This task calls for copying every line in the data below that contains the word "formatowanie".
### Provided data
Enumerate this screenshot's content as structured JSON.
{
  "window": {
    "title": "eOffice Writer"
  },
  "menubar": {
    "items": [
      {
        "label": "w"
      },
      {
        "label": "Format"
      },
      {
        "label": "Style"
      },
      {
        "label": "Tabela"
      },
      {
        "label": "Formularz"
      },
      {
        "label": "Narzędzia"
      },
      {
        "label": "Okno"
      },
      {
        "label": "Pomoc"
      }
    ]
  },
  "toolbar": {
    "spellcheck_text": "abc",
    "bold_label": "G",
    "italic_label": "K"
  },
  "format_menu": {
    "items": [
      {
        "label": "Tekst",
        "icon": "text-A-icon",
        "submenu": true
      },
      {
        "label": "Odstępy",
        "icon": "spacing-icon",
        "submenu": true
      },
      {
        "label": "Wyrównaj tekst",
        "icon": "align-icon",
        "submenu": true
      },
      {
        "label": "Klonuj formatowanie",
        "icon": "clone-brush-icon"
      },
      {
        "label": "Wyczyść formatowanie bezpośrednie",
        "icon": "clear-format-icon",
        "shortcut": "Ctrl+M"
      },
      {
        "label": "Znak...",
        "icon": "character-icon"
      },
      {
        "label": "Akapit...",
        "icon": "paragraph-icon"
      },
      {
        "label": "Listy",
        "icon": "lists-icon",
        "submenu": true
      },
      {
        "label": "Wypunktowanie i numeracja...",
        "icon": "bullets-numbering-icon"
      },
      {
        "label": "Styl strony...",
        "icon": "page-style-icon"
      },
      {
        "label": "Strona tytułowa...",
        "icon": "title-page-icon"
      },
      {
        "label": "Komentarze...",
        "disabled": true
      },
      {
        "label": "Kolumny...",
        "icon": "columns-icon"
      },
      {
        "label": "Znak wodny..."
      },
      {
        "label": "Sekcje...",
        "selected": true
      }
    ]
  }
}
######
- _Your solution_:
        "label": "Klonuj formatowanie",
        "label": "Wyczyść formatowanie bezpośrednie",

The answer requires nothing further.